§ Activity:
Determine how many lines in the records that follow hold the string "Исключить". Only that number should be returned.

Stored data:
=====
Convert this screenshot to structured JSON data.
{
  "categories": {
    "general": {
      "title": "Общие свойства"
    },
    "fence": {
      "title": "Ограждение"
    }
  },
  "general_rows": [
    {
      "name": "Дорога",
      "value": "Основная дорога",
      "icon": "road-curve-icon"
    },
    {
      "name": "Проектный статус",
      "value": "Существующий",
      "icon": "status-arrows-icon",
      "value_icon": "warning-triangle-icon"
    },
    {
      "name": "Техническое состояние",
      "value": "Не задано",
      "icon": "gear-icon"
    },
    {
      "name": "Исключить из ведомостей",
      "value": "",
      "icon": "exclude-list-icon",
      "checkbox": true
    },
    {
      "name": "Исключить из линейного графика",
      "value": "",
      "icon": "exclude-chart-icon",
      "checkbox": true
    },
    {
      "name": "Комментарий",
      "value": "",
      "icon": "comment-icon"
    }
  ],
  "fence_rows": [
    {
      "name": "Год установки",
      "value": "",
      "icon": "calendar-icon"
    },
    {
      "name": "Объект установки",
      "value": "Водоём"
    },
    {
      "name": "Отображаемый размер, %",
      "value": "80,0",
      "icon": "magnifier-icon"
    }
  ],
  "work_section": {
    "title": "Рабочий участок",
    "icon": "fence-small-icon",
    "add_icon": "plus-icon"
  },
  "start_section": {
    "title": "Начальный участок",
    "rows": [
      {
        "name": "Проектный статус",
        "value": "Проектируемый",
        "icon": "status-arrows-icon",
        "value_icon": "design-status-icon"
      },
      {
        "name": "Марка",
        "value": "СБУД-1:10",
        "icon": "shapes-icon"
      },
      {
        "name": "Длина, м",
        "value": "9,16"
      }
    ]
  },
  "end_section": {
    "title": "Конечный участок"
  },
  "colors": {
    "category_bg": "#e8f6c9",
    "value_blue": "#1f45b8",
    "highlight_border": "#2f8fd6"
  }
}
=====
§ Written answer:
2